> _Task objective_
Every entry in the data below needs to be repeated exactly.

> _Data to examine_
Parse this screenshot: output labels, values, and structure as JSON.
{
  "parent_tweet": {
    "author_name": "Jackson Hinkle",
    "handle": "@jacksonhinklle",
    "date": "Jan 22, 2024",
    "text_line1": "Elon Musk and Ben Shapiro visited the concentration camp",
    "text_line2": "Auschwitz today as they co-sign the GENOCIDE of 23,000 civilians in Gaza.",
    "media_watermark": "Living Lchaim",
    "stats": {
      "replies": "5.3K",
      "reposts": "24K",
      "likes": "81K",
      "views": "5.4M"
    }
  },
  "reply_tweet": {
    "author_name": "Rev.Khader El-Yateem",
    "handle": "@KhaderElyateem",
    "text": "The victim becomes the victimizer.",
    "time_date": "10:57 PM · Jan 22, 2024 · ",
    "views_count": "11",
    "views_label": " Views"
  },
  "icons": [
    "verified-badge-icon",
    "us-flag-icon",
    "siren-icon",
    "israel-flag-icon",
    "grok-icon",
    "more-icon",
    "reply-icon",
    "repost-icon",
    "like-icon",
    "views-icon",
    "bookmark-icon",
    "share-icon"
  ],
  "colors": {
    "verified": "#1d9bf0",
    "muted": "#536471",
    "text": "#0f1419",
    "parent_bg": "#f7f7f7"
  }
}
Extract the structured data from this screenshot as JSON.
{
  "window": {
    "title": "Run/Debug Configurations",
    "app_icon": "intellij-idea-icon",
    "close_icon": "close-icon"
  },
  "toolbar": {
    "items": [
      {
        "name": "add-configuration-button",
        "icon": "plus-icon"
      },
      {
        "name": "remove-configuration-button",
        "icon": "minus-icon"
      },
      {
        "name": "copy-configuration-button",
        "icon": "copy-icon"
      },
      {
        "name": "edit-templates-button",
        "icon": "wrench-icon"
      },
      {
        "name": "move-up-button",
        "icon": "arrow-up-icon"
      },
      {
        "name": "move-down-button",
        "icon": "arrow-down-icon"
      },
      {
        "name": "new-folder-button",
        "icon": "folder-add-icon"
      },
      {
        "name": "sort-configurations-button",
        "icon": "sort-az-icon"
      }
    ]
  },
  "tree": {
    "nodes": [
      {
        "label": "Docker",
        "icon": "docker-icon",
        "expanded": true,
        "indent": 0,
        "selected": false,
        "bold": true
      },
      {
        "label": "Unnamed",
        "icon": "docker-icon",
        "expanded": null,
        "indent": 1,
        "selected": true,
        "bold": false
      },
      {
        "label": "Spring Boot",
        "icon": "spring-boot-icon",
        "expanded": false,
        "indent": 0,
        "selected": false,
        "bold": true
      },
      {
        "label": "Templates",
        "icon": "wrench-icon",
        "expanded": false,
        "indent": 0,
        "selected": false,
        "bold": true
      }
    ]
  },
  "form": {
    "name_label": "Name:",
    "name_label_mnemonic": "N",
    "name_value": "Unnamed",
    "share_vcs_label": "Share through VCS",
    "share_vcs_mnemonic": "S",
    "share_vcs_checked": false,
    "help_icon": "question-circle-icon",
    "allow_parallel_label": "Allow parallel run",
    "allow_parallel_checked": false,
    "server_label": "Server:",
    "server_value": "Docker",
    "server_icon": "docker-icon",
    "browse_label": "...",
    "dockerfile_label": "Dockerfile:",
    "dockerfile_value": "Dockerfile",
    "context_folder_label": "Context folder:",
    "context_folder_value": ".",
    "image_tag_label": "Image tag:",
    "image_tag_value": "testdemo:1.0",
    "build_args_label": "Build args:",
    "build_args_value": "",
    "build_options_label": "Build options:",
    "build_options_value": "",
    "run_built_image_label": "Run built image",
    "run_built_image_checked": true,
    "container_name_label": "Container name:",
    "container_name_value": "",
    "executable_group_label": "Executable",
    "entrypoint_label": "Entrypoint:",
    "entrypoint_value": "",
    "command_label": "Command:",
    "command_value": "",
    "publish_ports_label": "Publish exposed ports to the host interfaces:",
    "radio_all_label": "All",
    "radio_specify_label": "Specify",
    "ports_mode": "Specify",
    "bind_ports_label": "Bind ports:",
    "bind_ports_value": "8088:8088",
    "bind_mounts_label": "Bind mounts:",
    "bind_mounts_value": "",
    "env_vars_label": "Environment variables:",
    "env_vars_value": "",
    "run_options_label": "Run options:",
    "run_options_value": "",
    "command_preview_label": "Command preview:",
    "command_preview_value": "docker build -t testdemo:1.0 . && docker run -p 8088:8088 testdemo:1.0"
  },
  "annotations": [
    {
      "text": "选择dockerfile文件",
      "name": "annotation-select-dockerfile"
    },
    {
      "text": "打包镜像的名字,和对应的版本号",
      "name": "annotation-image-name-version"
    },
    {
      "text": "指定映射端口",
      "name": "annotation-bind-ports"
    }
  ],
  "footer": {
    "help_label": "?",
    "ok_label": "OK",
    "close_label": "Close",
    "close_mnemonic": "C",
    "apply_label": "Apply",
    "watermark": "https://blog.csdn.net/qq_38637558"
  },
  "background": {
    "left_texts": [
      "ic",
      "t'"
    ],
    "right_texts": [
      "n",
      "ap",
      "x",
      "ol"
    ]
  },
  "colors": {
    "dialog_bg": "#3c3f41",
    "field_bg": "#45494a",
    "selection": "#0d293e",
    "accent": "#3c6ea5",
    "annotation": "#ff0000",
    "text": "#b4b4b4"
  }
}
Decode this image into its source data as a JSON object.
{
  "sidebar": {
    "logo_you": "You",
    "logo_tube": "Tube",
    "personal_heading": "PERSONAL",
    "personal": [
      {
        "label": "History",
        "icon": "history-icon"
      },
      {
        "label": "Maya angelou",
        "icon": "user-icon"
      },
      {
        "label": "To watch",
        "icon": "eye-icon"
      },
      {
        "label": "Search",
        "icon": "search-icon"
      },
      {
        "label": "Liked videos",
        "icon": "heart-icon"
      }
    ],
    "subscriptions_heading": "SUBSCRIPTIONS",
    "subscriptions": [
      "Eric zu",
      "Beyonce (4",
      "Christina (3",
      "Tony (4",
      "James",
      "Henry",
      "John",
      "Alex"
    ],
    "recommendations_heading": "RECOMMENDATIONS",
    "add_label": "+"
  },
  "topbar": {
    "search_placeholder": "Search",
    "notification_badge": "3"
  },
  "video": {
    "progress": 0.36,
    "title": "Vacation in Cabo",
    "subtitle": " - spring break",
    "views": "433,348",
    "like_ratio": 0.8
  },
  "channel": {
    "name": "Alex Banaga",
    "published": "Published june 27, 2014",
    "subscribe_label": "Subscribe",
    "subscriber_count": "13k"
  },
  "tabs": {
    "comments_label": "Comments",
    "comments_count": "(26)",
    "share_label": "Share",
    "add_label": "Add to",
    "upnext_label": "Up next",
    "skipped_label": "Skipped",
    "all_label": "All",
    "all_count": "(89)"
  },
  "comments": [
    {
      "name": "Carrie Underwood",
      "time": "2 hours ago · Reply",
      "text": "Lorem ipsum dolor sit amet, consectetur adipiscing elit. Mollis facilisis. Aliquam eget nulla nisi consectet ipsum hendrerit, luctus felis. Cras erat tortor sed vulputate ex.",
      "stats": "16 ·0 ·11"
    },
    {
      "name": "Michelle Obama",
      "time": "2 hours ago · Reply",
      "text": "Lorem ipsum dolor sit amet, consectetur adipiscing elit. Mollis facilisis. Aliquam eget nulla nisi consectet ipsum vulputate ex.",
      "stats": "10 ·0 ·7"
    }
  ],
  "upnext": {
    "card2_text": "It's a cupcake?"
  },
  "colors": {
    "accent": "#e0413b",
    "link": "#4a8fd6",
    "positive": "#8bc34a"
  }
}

> _Answer_
Parse this screenshot: output labels, values, and structure as JSON.
{
  "parent_tweet": {
    "author_name": "Jackson Hinkle",
    "handle": "@jacksonhinklle",
    "date": "Jan 22, 2024",
    "text_line1": "Elon Musk and Ben Shapiro visited the concentration camp",
    "text_line2": "Auschwitz today as they co-sign the GENOCIDE of 23,000 civilians in Gaza.",
    "media_watermark": "Living Lchaim",
    "stats": {
      "replies": "5.3K",
      "reposts": "24K",
      "likes": "81K",
      "views": "5.4M"
    }
  },
  "reply_tweet": {
    "author_name": "Rev.Khader El-Yateem",
    "handle": "@KhaderElyateem",
    "text": "The victim becomes the victimizer.",
    "time_date": "10:57 PM · Jan 22, 2024 · ",
    "views_count": "11",
    "views_label": " Views"
  },
  "icons": [
    "verified-badge-icon",
    "us-flag-icon",
    "siren-icon",
    "israel-flag-icon",
    "grok-icon",
    "more-icon",
    "reply-icon",
    "repost-icon",
    "like-icon",
    "views-icon",
    "bookmark-icon",
    "share-icon"
  ],
  "colors": {
    "verified": "#1d9bf0",
    "muted": "#536471",
    "text": "#0f1419",
    "parent_bg": "#f7f7f7"
  }
}
Extract the structured data from this screenshot as JSON.
{
  "window": {
    "title": "Run/Debug Configurations",
    "app_icon": "intellij-idea-icon",
    "close_icon": "close-icon"
  },
  "toolbar": {
    "items": [
      {
        "name": "add-configuration-button",
        "icon": "plus-icon"
      },
      {
        "name": "remove-configuration-button",
        "icon": "minus-icon"
      },
      {
        "name": "copy-configuration-button",
        "icon": "copy-icon"
      },
      {
        "name": "edit-templates-button",
        "icon": "wrench-icon"
      },
      {
        "name": "move-up-button",
        "icon": "arrow-up-icon"
      },
      {
        "name": "move-down-button",
        "icon": "arrow-down-icon"
      },
      {
        "name": "new-folder-button",
        "icon": "folder-add-icon"
      },
      {
        "name": "sort-configurations-button",
        "icon": "sort-az-icon"
      }
    ]
  },
  "tree": {
    "nodes": [
      {
        "label": "Docker",
        "icon": "docker-icon",
        "expanded": true,
        "indent": 0,
        "selected": false,
        "bold": true
      },
      {
        "label": "Unnamed",
        "icon": "docker-icon",
        "expanded": null,
        "indent": 1,
        "selected": true,
        "bold": false
      },
      {
        "label": "Spring Boot",
        "icon": "spring-boot-icon",
        "expanded": false,
        "indent": 0,
        "selected": false,
        "bold": true
      },
      {
        "label": "Templates",
        "icon": "wrench-icon",
        "expanded": false,
        "indent": 0,
        "selected": false,
        "bold": true
      }
    ]
  },
  "form": {
    "name_label": "Name:",
    "name_label_mnemonic": "N",
    "name_value": "Unnamed",
    "share_vcs_label": "Share through VCS",
    "share_vcs_mnemonic": "S",
    "share_vcs_checked": false,
    "help_icon": "question-circle-icon",
    "allow_parallel_label": "Allow parallel run",
    "allow_parallel_checked": false,
    "server_label": "Server:",
    "server_value": "Docker",
    "server_icon": "docker-icon",
    "browse_label": "...",
    "dockerfile_label": "Dockerfile:",
    "dockerfile_value": "Dockerfile",
    "context_folder_label": "Context folder:",
    "context_folder_value": ".",
    "image_tag_label": "Image tag:",
    "image_tag_value": "testdemo:1.0",
    "build_args_label": "Build args:",
    "build_args_value": "",
    "build_options_label": "Build options:",
    "build_options_value": "",
    "run_built_image_label": "Run built image",
    "run_built_image_checked": true,
    "container_name_label": "Container name:",
    "container_name_value": "",
    "executable_group_label": "Executable",
    "entrypoint_label": "Entrypoint:",
    "entrypoint_value": "",
    "command_label": "Command:",
    "command_value": "",
    "publish_ports_label": "Publish exposed ports to the host interfaces:",
    "radio_all_label": "All",
    "radio_specify_label": "Specify",
    "ports_mode": "Specify",
    "bind_ports_label": "Bind ports:",
    "bind_ports_value": "8088:8088",
    "bind_mounts_label": "Bind mounts:",
    "bind_mounts_value": "",
    "env_vars_label": "Environment variables:",
    "env_vars_value": "",
    "run_options_label": "Run options:",
    "run_options_value": "",
    "command_preview_label": "Command preview:",
    "command_preview_value": "docker build -t testdemo:1.0 . && docker run -p 8088:8088 testdemo:1.0"
  },
  "annotations": [
    {
      "text": "选择dockerfile文件",
      "name": "annotation-select-dockerfile"
    },
    {
      "text": "打包镜像的名字,和对应的版本号",
      "name": "annotation-image-name-version"
    },
    {
      "text": "指定映射端口",
      "name": "annotation-bind-ports"
    }
  ],
  "footer": {
    "help_label": "?",
    "ok_label": "OK",
    "close_label": "Close",
    "close_mnemonic": "C",
    "apply_label": "Apply",
    "watermark": "https://blog.csdn.net/qq_38637558"
  },
  "background": {
    "left_texts": [
      "ic",
      "t'"
    ],
    "right_texts": [
      "n",
      "ap",
      "x",
      "ol"
    ]
  },
  "colors": {
    "dialog_bg": "#3c3f41",
    "field_bg": "#45494a",
    "selection": "#0d293e",
    "accent": "#3c6ea5",
    "annotation": "#ff0000",
    "text": "#b4b4b4"
  }
}
Decode this image into its source data as a JSON object.
{
  "sidebar": {
    "logo_you": "You",
    "logo_tube": "Tube",
    "personal_heading": "PERSONAL",
    "personal": [
      {
        "label": "History",
        "icon": "history-icon"
      },
      {
        "label": "Maya angelou",
        "icon": "user-icon"
      },
      {
        "label": "To watch",
        "icon": "eye-icon"
      },
      {
        "label": "Search",
        "icon": "search-icon"
      },
      {
        "label": "Liked videos",
        "icon": "heart-icon"
      }
    ],
    "subscriptions_heading": "SUBSCRIPTIONS",
    "subscriptions": [
      "Eric zu",
      "Beyonce (4",
      "Christina (3",
      "Tony (4",
      "James",
      "Henry",
      "John",
      "Alex"
    ],
    "recommendations_heading": "RECOMMENDATIONS",
    "add_label": "+"
  },
  "topbar": {
    "search_placeholder": "Search",
    "notification_badge": "3"
  },
  "video": {
    "progress": 0.36,
    "title": "Vacation in Cabo",
    "subtitle": " - spring break",
    "views": "433,348",
    "like_ratio": 0.8
  },
  "channel": {
    "name": "Alex Banaga",
    "published": "Published june 27, 2014",
    "subscribe_label": "Subscribe",
    "subscriber_count": "13k"
  },
  "tabs": {
    "comments_label": "Comments",
    "comments_count": "(26)",
    "share_label": "Share",
    "add_label": "Add to",
    "upnext_label": "Up next",
    "skipped_label": "Skipped",
    "all_label": "All",
    "all_count": "(89)"
  },
  "comments": [
    {
      "name": "Carrie Underwood",
      "time": "2 hours ago · Reply",
      "text": "Lorem ipsum dolor sit amet, consectetur adipiscing elit. Mollis facilisis. Aliquam eget nulla nisi consectet ipsum hendrerit, luctus felis. Cras erat tortor sed vulputate ex.",
      "stats": "16 ·0 ·11"
    },
    {
      "name": "Michelle Obama",
      "time": "2 hours ago · Reply",
      "text": "Lorem ipsum dolor sit amet, consectetur adipiscing elit. Mollis facilisis. Aliquam eget nulla nisi consectet ipsum vulputate ex.",
      "stats": "10 ·0 ·7"
    }
  ],
  "upnext": {
    "card2_text": "It's a cupcake?"
  },
  "colors": {
    "accent": "#e0413b",
    "link": "#4a8fd6",
    "positive": "#8bc34a"
  }
}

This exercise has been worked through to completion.